WORK TO BE COMPLETED
Copy every line of the data below exactly as given, except for the pictures.

─── GIVEN DATA ───

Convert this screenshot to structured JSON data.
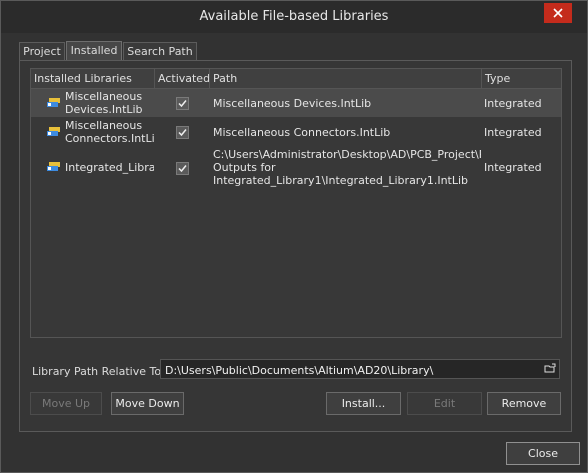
{
  "window": {
    "title": "Available File-based Libraries"
  },
  "tabs": [
    {
      "label": "Project"
    },
    {
      "label": "Installed"
    },
    {
      "label": "Search Path"
    }
  ],
  "table": {
    "columns": [
      "Installed Libraries",
      "Activated",
      "Path",
      "Type"
    ],
    "rows": [
      {
        "name_line1": "Miscellaneous",
        "name_line2": "Devices.IntLib",
        "activated": true,
        "path": "Miscellaneous Devices.IntLib",
        "type": "Integrated"
      },
      {
        "name_line1": "Miscellaneous",
        "name_line2": "Connectors.IntLib",
        "activated": true,
        "path": "Miscellaneous Connectors.IntLib",
        "type": "Integrated"
      },
      {
        "name_line1": "Integrated_Librar",
        "activated": true,
        "path_line1": "C:\\Users\\Administrator\\Desktop\\AD\\PCB_Project\\Proj",
        "path_line2": "Outputs for",
        "path_line3": "Integrated_Library1\\Integrated_Library1.IntLib",
        "type": "Integrated"
      }
    ]
  },
  "library_path": {
    "label": "Library Path Relative To:",
    "value": "D:\\Users\\Public\\Documents\\Altium\\AD20\\Library\\"
  },
  "buttons": {
    "move_up": "Move Up",
    "move_down": "Move Down",
    "install": "Install...",
    "edit": "Edit",
    "remove": "Remove",
    "close": "Close"
  },
  "colors": {
    "close_red": "#c42b1c",
    "selected_row": "#4b4b4b"
  },
  "icons": {
    "close": "close-icon",
    "library": "library-icon",
    "check": "checkmark-icon",
    "open_folder": "folder-open-icon"
  }
}
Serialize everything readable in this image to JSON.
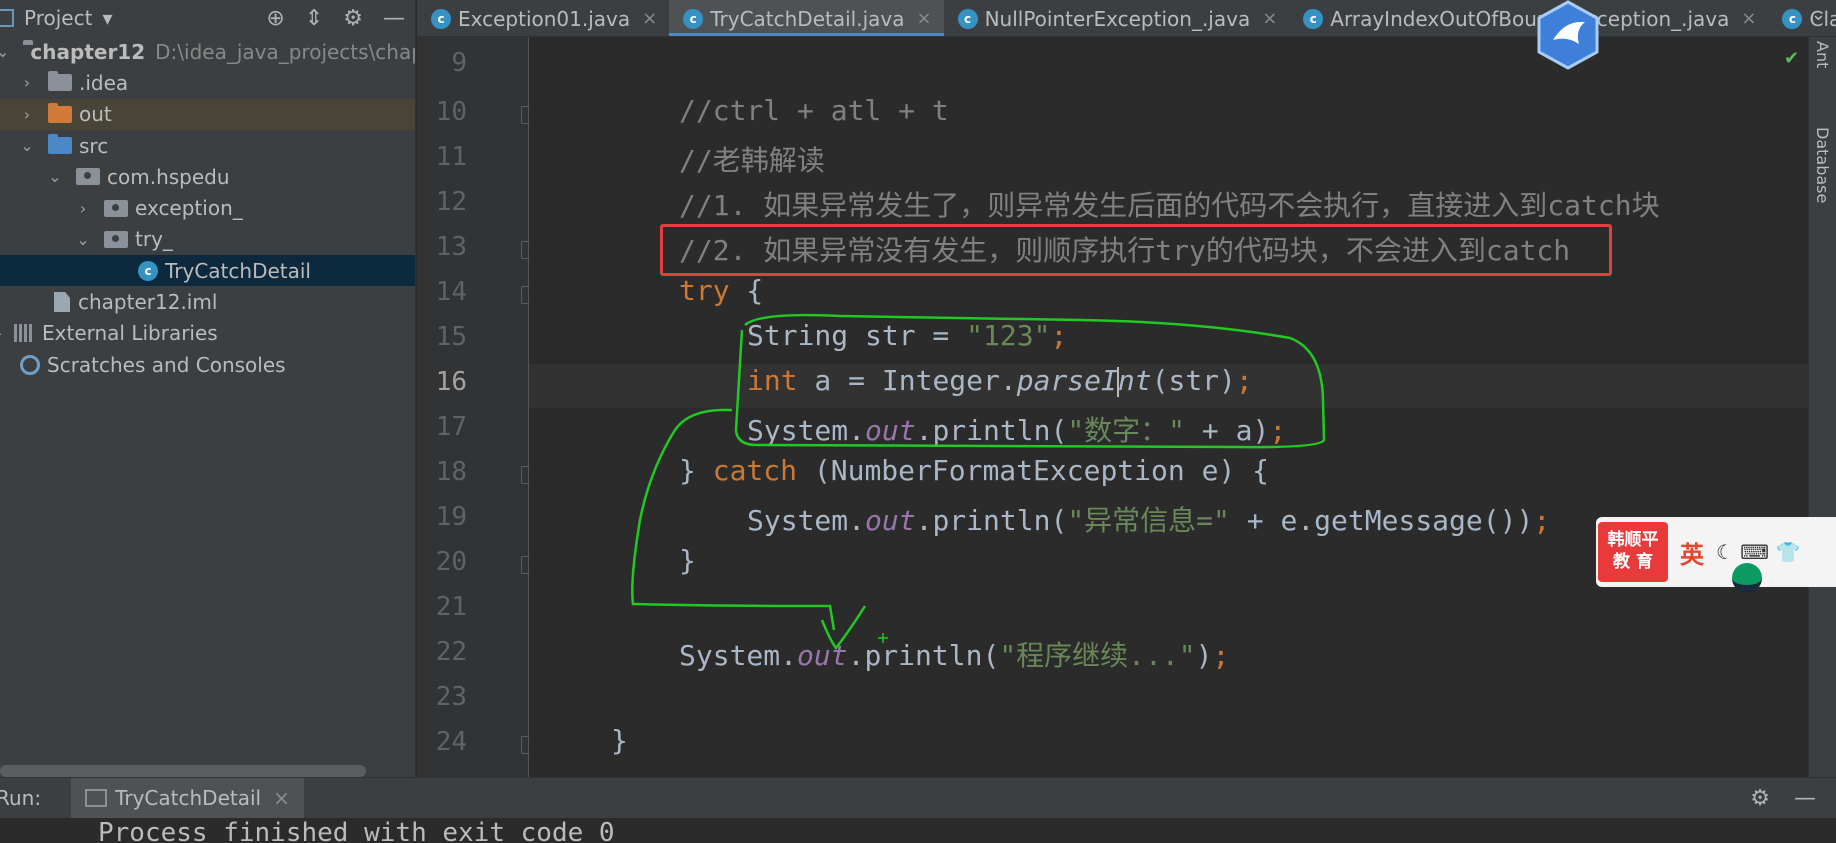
{
  "sidebar": {
    "title": "Project",
    "tree": [
      {
        "label": "chapter12",
        "path": "D:\\idea_java_projects\\chapt"
      },
      {
        "label": ".idea"
      },
      {
        "label": "out"
      },
      {
        "label": "src"
      },
      {
        "label": "com.hspedu"
      },
      {
        "label": "exception_"
      },
      {
        "label": "try_"
      },
      {
        "label": "TryCatchDetail"
      },
      {
        "label": "chapter12.iml"
      },
      {
        "label": "External Libraries"
      },
      {
        "label": "Scratches and Consoles"
      }
    ]
  },
  "tabs": [
    {
      "label": "Exception01.java"
    },
    {
      "label": "TryCatchDetail.java"
    },
    {
      "label": "NullPointerException_.java"
    },
    {
      "label": "ArrayIndexOutOfBoundsException_.java"
    },
    {
      "label": "Clas"
    }
  ],
  "editor": {
    "line_numbers": [
      "9",
      "10",
      "11",
      "12",
      "13",
      "14",
      "15",
      "16",
      "17",
      "18",
      "19",
      "20",
      "21",
      "22",
      "23",
      "24"
    ],
    "current_line": "16",
    "code": {
      "l10": "//ctrl + atl + t",
      "l11": "//老韩解读",
      "l12": "//1. 如果异常发生了，则异常发生后面的代码不会执行，直接进入到catch块",
      "l13": "//2. 如果异常没有发生，则顺序执行try的代码块，不会进入到catch",
      "l14_kw": "try",
      "l14_rest": " {",
      "l15_a": "String str = ",
      "l15_str": "\"123\"",
      "l15_semi": ";",
      "l16_kw": "int",
      "l16_a": " a = Integer.",
      "l16_call_a": "parseI",
      "l16_call_b": "nt",
      "l16_b": "(str)",
      "l16_semi": ";",
      "l17_a": "System.",
      "l17_field": "out",
      "l17_b": ".println(",
      "l17_str": "\"数字：\"",
      "l17_c": " + a)",
      "l17_semi": ";",
      "l18_a": "} ",
      "l18_kw": "catch",
      "l18_b": " (NumberFormatException e) {",
      "l19_a": "System.",
      "l19_field": "out",
      "l19_b": ".println(",
      "l19_str": "\"异常信息=\"",
      "l19_c": " + e.getMessage())",
      "l19_semi": ";",
      "l20": "}",
      "l22_a": "System.",
      "l22_field": "out",
      "l22_b": ".println(",
      "l22_str": "\"程序继续...\"",
      "l22_c": ")",
      "l22_semi": ";",
      "l24": "}"
    }
  },
  "right_tool": {
    "ant": "Ant",
    "database": "Database"
  },
  "run_panel": {
    "label": "Run:",
    "tab": "TryCatchDetail",
    "console_line": "Process finished with exit code 0"
  },
  "ime": {
    "logo_line1": "韩顺平",
    "logo_line2": "教 育",
    "lang": "英",
    "icons": "☾ ⌨ 👕"
  },
  "colors": {
    "keyword": "#cc7832",
    "string": "#6a8759",
    "comment": "#808080",
    "static_field": "#9876aa",
    "highlight_box": "#e04040",
    "annotation": "#22c922"
  }
}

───

SOLUTION FOR THIS PROBLEM
Convert this screenshot to structured JSON data.
{
  "window": {
    "title": "Available File-based Libraries"
  },
  "tabs": [
    {
      "label": "Project"
    },
    {
      "label": "Installed"
    },
    {
      "label": "Search Path"
    }
  ],
  "table": {
    "columns": [
      "Installed Libraries",
      "Activated",
      "Path",
      "Type"
    ],
    "rows": [
      {
        "name_line1": "Miscellaneous",
        "name_line2": "Devices.IntLib",
        "activated": true,
        "path": "Miscellaneous Devices.IntLib",
        "type": "Integrated"
      },
      {
        "name_line1": "Miscellaneous",
        "name_line2": "Connectors.IntLib",
        "activated": true,
        "path": "Miscellaneous Connectors.IntLib",
        "type": "Integrated"
      },
      {
        "name_line1": "Integrated_Librar",
        "activated": true,
        "path_line1": "C:\\Users\\Administrator\\Desktop\\AD\\PCB_Project\\Proj",
        "path_line2": "Outputs for",
        "path_line3": "Integrated_Library1\\Integrated_Library1.IntLib",
        "type": "Integrated"
      }
    ]
  },
  "library_path": {
    "label": "Library Path Relative To:",
    "value": "D:\\Users\\Public\\Documents\\Altium\\AD20\\Library\\"
  },
  "buttons": {
    "move_up": "Move Up",
    "move_down": "Move Down",
    "install": "Install...",
    "edit": "Edit",
    "remove": "Remove",
    "close": "Close"
  },
  "colors": {
    "close_red": "#c42b1c",
    "selected_row": "#4b4b4b"
  },
  "icons": {
    "close": "close-icon",
    "library": "library-icon",
    "check": "checkmark-icon",
    "open_folder": "folder-open-icon"
  }
}
Serialize everything readable in this image to JSON.
{
  "sidebar": {
    "title": "Project",
    "tree": [
      {
        "label": "chapter12",
        "path": "D:\\idea_java_projects\\chapt"
      },
      {
        "label": ".idea"
      },
      {
        "label": "out"
      },
      {
        "label": "src"
      },
      {
        "label": "com.hspedu"
      },
      {
        "label": "exception_"
      },
      {
        "label": "try_"
      },
      {
        "label": "TryCatchDetail"
      },
      {
        "label": "chapter12.iml"
      },
      {
        "label": "External Libraries"
      },
      {
        "label": "Scratches and Consoles"
      }
    ]
  },
  "tabs": [
    {
      "label": "Exception01.java"
    },
    {
      "label": "TryCatchDetail.java"
    },
    {
      "label": "NullPointerException_.java"
    },
    {
      "label": "ArrayIndexOutOfBoundsException_.java"
    },
    {
      "label": "Clas"
    }
  ],
  "editor": {
    "line_numbers": [
      "9",
      "10",
      "11",
      "12",
      "13",
      "14",
      "15",
      "16",
      "17",
      "18",
      "19",
      "20",
      "21",
      "22",
      "23",
      "24"
    ],
    "current_line": "16",
    "code": {
      "l10": "//ctrl + atl + t",
      "l11": "//老韩解读",
      "l12": "//1. 如果异常发生了，则异常发生后面的代码不会执行，直接进入到catch块",
      "l13": "//2. 如果异常没有发生，则顺序执行try的代码块，不会进入到catch",
      "l14_kw": "try",
      "l14_rest": " {",
      "l15_a": "String str = ",
      "l15_str": "\"123\"",
      "l15_semi": ";",
      "l16_kw": "int",
      "l16_a": " a = Integer.",
      "l16_call_a": "parseI",
      "l16_call_b": "nt",
      "l16_b": "(str)",
      "l16_semi": ";",
      "l17_a": "System.",
      "l17_field": "out",
      "l17_b": ".println(",
      "l17_str": "\"数字：\"",
      "l17_c": " + a)",
      "l17_semi": ";",
      "l18_a": "} ",
      "l18_kw": "catch",
      "l18_b": " (NumberFormatException e) {",
      "l19_a": "System.",
      "l19_field": "out",
      "l19_b": ".println(",
      "l19_str": "\"异常信息=\"",
      "l19_c": " + e.getMessage())",
      "l19_semi": ";",
      "l20": "}",
      "l22_a": "System.",
      "l22_field": "out",
      "l22_b": ".println(",
      "l22_str": "\"程序继续...\"",
      "l22_c": ")",
      "l22_semi": ";",
      "l24": "}"
    }
  },
  "right_tool": {
    "ant": "Ant",
    "database": "Database"
  },
  "run_panel": {
    "label": "Run:",
    "tab": "TryCatchDetail",
    "console_line": "Process finished with exit code 0"
  },
  "ime": {
    "logo_line1": "韩顺平",
    "logo_line2": "教 育",
    "lang": "英",
    "icons": "☾ ⌨ 👕"
  },
  "colors": {
    "keyword": "#cc7832",
    "string": "#6a8759",
    "comment": "#808080",
    "static_field": "#9876aa",
    "highlight_box": "#e04040",
    "annotation": "#22c922"
  }
}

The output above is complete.